**EXERCISE**
Repeat each line of the material below exactly.

**GIVEN RECORDS**
┄┄┄┄┄┄
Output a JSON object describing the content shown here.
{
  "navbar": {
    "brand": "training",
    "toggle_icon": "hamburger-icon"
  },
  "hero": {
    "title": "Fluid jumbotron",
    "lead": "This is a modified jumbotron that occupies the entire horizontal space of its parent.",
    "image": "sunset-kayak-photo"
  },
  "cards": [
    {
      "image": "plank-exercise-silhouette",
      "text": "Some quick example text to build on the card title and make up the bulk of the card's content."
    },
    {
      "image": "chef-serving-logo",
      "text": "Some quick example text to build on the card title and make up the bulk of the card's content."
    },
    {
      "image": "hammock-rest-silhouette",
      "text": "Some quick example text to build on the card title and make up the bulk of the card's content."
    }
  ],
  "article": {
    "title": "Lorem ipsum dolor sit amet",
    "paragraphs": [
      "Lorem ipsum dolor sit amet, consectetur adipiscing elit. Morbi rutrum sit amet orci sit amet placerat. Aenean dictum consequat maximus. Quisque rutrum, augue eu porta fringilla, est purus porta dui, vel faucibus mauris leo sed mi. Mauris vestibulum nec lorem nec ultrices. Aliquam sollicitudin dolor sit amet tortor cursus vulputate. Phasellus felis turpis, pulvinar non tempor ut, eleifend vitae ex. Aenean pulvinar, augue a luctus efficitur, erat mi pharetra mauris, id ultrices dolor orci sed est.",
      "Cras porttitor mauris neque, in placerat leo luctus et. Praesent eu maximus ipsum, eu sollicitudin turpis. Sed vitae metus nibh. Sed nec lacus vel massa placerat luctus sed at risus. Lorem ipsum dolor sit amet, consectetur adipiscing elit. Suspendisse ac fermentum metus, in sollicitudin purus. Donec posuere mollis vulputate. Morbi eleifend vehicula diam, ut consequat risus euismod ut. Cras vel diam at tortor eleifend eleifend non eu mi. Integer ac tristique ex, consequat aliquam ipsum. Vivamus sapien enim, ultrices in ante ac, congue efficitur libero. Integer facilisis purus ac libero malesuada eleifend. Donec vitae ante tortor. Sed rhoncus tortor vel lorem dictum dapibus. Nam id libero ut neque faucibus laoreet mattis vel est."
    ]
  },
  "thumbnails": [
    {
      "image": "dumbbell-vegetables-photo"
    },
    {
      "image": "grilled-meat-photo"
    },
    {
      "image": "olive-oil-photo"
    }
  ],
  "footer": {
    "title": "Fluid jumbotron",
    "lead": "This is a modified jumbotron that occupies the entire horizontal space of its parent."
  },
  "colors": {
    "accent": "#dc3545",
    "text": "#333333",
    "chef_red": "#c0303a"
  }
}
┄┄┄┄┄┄
**SOLUTION FOR THIS TASK**
Output a JSON object describing the content shown here.
{
  "navbar": {
    "brand": "training",
    "toggle_icon": "hamburger-icon"
  },
  "hero": {
    "title": "Fluid jumbotron",
    "lead": "This is a modified jumbotron that occupies the entire horizontal space of its parent.",
    "image": "sunset-kayak-photo"
  },
  "cards": [
    {
      "image": "plank-exercise-silhouette",
      "text": "Some quick example text to build on the card title and make up the bulk of the card's content."
    },
    {
      "image": "chef-serving-logo",
      "text": "Some quick example text to build on the card title and make up the bulk of the card's content."
    },
    {
      "image": "hammock-rest-silhouette",
      "text": "Some quick example text to build on the card title and make up the bulk of the card's content."
    }
  ],
  "article": {
    "title": "Lorem ipsum dolor sit amet",
    "paragraphs": [
      "Lorem ipsum dolor sit amet, consectetur adipiscing elit. Morbi rutrum sit amet orci sit amet placerat. Aenean dictum consequat maximus. Quisque rutrum, augue eu porta fringilla, est purus porta dui, vel faucibus mauris leo sed mi. Mauris vestibulum nec lorem nec ultrices. Aliquam sollicitudin dolor sit amet tortor cursus vulputate. Phasellus felis turpis, pulvinar non tempor ut, eleifend vitae ex. Aenean pulvinar, augue a luctus efficitur, erat mi pharetra mauris, id ultrices dolor orci sed est.",
      "Cras porttitor mauris neque, in placerat leo luctus et. Praesent eu maximus ipsum, eu sollicitudin turpis. Sed vitae metus nibh. Sed nec lacus vel massa placerat luctus sed at risus. Lorem ipsum dolor sit amet, consectetur adipiscing elit. Suspendisse ac fermentum metus, in sollicitudin purus. Donec posuere mollis vulputate. Morbi eleifend vehicula diam, ut consequat risus euismod ut. Cras vel diam at tortor eleifend eleifend non eu mi. Integer ac tristique ex, consequat aliquam ipsum. Vivamus sapien enim, ultrices in ante ac, congue efficitur libero. Integer facilisis purus ac libero malesuada eleifend. Donec vitae ante tortor. Sed rhoncus tortor vel lorem dictum dapibus. Nam id libero ut neque faucibus laoreet mattis vel est."
    ]
  },
  "thumbnails": [
    {
      "image": "dumbbell-vegetables-photo"
    },
    {
      "image": "grilled-meat-photo"
    },
    {
      "image": "olive-oil-photo"
    }
  ],
  "footer": {
    "title": "Fluid jumbotron",
    "lead": "This is a modified jumbotron that occupies the entire horizontal space of its parent."
  },
  "colors": {
    "accent": "#dc3545",
    "text": "#333333",
    "chef_red": "#c0303a"
  }
}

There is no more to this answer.